Continue Reading Advisory Opinion 22-05: OIG Declines to Impose Sanctions Against Device Manufacturer’s Medicare Cost-Sharing Subsidy in Clinical Trial

In a per curiam decision issued January 13, 2022, the U.S. Supreme Court upheld the federal health care worker vaccine mandate rule, finding that the Department of Health & Human Services (HHS) Centers for Medicare & Medicaid Services was authorized by law to issue the rule.  See our previous analyses of the rule and subsequent litigation here and here for more background information on the stakes of this case.
Continue Reading U.S. Supreme Court Upholds Health Care Worker Vaccine Mandate

On December 2, 2021, the Centers for Medicare and Medicaid Services (CMS) issued a memorandum to state survey agencies indicating that it will not enforce its Interim Final Rule (the “Rule”) regarding health care worker vaccinations while there are court-ordered injunctions against the Rule in place.
Continue Reading CMS Issues Memorandum Stating It Will Not Enforce Its COVID-19 Vaccine Mandate While There are Court-Ordered Injunctions in Place

On November 4, 2021, the Centers for Medicare & Medicaid Services (CMS) issued heavily anticipated emergency regulations requiring COVID-19 vaccination of eligible staff at health care facilities that participate in the Medicare and Medicaid programs. CMS issued an Interim Final Rule (IFR) in response to the COVID-19 “Path out of the Pandemic” Action Plan announced by President Biden on September 9, 2021, that per CMS is intended to protect the health and safety of residents, patients and staff at health care facilities. See our previous analysis of the Plan here.

Below please find key takeaways regarding the new COVID-19 vaccination requirements for health care facilities and staff:
Continue Reading CMS Issues Emergency Regulation Requiring COVID-19 Vaccination for Health Care Facility Workers

On November 2, 2020, the Centers for Medicare & Medicaid Services (CMS) finalized its 2021 End-Stage Renal Disease Prospective Payment System Rule. Among other things, the final rule expands Medicare payments for in-home dialysis equipment and supplies as part of an effort to encourage in-home care for populations vulnerable to COVID-19. We previously wrote about the proposed rule here.
Continue Reading CMS Finalizes 2021 End-Stage Renal Disease Prospective Payment System Rule Expanding Payments for In-Home Dialysis Equipment and Supplies

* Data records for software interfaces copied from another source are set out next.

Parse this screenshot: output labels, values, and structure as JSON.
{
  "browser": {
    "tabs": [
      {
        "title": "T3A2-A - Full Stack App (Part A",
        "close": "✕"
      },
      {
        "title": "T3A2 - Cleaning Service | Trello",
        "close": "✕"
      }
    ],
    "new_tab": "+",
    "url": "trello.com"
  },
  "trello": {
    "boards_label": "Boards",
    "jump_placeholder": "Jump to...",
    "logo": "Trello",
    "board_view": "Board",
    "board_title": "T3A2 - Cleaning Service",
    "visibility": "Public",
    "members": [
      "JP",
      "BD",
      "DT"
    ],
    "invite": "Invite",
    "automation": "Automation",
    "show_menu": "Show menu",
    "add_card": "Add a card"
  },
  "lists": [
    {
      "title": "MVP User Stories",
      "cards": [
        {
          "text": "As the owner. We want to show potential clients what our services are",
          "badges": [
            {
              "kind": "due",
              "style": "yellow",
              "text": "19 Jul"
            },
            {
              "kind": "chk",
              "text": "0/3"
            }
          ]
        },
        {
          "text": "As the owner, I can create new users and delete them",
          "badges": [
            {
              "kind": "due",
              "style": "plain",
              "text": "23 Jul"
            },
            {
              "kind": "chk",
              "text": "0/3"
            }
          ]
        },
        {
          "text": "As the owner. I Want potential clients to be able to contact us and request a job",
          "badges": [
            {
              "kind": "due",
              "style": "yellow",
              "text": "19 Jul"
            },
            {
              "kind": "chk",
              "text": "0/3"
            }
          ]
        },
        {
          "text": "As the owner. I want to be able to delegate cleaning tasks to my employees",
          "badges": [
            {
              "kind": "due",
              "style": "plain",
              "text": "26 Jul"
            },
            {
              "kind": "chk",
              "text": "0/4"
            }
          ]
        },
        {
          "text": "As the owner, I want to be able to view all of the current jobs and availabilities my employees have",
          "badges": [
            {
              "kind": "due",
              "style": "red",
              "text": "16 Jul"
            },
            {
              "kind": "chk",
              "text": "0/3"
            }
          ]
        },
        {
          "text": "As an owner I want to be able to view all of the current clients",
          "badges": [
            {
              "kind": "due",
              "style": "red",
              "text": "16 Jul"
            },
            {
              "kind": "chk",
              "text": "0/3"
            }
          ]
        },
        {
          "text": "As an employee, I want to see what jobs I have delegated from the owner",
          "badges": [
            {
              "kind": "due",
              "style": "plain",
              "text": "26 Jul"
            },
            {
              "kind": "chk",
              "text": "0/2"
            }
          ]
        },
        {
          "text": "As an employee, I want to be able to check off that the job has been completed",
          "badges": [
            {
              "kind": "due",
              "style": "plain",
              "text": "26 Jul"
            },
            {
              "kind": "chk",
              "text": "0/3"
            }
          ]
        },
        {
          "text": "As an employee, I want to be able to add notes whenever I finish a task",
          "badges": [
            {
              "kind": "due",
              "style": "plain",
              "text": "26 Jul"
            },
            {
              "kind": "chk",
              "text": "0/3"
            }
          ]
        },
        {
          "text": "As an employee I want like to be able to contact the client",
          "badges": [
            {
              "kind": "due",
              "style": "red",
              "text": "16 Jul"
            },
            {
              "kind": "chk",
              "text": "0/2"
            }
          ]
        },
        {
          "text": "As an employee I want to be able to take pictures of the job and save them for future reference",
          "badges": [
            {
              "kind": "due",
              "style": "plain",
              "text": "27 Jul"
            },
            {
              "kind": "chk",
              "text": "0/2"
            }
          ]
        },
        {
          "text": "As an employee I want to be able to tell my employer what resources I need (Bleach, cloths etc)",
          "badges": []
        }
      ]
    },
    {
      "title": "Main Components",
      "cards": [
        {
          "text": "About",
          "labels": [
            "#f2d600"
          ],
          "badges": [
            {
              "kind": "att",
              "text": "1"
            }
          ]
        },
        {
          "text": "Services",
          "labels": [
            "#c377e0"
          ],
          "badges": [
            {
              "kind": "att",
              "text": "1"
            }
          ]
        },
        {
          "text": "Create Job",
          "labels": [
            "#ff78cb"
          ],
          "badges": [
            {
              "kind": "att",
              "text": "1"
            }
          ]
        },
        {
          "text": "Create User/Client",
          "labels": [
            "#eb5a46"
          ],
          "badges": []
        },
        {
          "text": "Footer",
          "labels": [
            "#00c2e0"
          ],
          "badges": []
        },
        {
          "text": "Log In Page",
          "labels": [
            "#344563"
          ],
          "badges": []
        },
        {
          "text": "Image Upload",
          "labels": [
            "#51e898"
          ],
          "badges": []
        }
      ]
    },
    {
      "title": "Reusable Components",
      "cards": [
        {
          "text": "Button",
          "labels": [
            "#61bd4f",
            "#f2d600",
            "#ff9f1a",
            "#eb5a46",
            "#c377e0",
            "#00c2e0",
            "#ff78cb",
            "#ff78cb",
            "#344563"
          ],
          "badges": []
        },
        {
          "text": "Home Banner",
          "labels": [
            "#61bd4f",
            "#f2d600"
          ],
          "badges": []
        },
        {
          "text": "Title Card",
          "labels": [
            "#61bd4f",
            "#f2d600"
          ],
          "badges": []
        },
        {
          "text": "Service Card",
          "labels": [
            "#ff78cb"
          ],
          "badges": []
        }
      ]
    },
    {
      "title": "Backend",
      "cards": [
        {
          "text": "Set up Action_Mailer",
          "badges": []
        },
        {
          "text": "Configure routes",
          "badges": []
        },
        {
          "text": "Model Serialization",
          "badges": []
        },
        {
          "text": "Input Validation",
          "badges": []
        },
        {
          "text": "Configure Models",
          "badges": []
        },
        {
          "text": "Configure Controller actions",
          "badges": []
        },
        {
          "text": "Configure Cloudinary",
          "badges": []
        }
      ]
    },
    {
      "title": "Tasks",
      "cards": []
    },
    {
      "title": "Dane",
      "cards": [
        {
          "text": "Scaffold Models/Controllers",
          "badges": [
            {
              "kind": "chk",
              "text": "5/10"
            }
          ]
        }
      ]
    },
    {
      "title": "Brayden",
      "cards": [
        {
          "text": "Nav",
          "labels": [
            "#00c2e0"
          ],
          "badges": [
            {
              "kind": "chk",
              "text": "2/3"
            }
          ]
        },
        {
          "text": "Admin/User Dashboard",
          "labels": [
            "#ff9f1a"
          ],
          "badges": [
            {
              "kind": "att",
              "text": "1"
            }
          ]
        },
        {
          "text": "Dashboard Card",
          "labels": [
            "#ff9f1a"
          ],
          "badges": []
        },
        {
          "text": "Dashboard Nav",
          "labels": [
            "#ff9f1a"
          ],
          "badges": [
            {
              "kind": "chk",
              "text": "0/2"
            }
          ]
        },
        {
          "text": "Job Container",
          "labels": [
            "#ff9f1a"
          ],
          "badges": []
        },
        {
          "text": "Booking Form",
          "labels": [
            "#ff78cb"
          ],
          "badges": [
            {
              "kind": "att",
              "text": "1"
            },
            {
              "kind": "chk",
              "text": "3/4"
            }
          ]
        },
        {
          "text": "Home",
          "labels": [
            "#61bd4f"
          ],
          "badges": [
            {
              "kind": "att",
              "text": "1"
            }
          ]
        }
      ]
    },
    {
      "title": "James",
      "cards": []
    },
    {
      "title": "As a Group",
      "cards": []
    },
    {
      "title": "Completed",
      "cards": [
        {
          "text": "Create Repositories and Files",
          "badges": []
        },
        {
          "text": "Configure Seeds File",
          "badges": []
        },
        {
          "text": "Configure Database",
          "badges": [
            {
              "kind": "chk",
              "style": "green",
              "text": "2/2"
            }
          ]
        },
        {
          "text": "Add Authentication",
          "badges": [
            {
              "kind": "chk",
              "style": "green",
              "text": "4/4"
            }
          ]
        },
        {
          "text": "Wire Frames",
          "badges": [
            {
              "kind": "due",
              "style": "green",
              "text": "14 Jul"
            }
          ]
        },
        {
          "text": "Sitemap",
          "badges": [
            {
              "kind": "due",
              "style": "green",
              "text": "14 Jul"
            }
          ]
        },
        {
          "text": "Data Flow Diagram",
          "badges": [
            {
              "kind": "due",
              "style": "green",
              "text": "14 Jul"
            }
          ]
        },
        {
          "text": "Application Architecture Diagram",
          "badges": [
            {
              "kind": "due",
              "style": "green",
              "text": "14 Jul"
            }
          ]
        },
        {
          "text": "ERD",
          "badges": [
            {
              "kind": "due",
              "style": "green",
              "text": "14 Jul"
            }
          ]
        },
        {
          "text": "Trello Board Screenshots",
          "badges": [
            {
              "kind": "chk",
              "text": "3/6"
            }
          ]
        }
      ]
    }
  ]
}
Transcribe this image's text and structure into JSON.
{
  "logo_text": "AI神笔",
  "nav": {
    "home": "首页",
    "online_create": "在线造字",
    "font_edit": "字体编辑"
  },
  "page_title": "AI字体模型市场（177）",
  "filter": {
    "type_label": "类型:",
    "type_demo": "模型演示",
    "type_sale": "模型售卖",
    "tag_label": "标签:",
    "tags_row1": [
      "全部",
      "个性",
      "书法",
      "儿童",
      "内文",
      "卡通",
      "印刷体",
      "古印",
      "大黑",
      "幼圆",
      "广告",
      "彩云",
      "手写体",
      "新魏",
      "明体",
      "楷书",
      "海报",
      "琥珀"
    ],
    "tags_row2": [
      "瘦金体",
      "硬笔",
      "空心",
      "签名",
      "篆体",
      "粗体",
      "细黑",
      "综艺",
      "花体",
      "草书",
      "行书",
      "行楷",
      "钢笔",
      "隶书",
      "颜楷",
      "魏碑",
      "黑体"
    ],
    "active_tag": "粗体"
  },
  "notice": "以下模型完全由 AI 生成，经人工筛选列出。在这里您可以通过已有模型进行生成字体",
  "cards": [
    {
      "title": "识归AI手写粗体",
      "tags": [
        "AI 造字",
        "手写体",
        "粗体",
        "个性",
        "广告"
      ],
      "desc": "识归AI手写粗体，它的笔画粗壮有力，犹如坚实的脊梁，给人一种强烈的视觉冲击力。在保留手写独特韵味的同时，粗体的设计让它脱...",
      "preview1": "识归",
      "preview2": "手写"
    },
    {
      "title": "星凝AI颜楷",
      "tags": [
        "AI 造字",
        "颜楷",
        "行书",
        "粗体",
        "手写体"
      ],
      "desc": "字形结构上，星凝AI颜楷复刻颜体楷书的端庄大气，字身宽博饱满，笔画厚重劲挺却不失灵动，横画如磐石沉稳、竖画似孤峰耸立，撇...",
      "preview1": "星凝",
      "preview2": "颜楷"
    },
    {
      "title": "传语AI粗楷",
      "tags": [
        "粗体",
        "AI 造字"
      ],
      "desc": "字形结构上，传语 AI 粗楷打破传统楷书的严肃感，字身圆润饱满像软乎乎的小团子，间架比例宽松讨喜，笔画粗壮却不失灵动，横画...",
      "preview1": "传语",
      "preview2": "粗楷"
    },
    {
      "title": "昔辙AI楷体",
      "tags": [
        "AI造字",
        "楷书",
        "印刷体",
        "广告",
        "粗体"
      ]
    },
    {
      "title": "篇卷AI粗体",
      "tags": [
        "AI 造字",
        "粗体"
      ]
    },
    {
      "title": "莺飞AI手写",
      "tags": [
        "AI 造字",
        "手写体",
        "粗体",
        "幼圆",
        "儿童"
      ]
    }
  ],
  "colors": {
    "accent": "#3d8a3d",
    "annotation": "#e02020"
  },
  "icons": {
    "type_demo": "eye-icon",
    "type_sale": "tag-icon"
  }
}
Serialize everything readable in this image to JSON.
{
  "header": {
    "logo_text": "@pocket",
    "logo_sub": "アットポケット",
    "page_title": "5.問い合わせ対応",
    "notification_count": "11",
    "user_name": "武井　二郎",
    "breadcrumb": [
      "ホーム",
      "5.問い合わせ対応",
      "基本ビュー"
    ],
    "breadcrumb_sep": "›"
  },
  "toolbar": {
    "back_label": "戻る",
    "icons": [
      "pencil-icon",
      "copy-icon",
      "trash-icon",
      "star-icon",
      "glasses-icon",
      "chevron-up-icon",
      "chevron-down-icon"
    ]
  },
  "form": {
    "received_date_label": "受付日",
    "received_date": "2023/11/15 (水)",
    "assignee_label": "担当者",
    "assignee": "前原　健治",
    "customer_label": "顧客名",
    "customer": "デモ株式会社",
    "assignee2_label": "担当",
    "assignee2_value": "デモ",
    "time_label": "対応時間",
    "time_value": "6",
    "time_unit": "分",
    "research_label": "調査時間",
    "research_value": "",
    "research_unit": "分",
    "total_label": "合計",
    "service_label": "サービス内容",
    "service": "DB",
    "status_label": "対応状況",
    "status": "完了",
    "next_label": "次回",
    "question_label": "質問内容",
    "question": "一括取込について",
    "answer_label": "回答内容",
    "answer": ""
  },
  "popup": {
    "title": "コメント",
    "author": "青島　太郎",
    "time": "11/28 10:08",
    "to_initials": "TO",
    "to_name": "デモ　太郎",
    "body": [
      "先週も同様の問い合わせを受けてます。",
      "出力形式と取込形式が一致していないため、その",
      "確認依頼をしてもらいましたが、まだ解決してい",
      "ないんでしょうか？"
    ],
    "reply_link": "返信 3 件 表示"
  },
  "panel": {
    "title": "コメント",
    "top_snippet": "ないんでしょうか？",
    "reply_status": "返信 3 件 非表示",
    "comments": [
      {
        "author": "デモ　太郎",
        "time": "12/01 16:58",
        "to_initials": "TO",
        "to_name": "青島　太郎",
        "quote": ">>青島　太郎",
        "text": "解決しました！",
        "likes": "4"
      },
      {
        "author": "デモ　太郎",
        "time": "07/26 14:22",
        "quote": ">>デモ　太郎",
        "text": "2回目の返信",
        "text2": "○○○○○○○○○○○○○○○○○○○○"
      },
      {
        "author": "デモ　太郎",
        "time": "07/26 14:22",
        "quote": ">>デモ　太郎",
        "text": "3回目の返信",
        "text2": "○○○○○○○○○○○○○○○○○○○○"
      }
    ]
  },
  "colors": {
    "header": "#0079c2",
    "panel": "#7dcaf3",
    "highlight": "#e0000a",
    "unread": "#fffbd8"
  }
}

On October 14, 2020, the Centers for Medicare & Medicaid Services (CMS) expanded the list of telehealth services covered by Medicare during the COVID-19 Public Health Emergency. CMS also announced it would be providing additional support to state Medicaid and Children’s Health Insurance Program (CHIP) agencies in delivering telehealth services. CMS added the telehealth services using, for the first time, an expedited process that does not involve rulemaking which had been established by CMS in May 2020.
Continue Reading CMS Announces New Telehealth Services Covered by Medicare and Provides States with Medicaid and CHIP Telehealth Expansion Assistance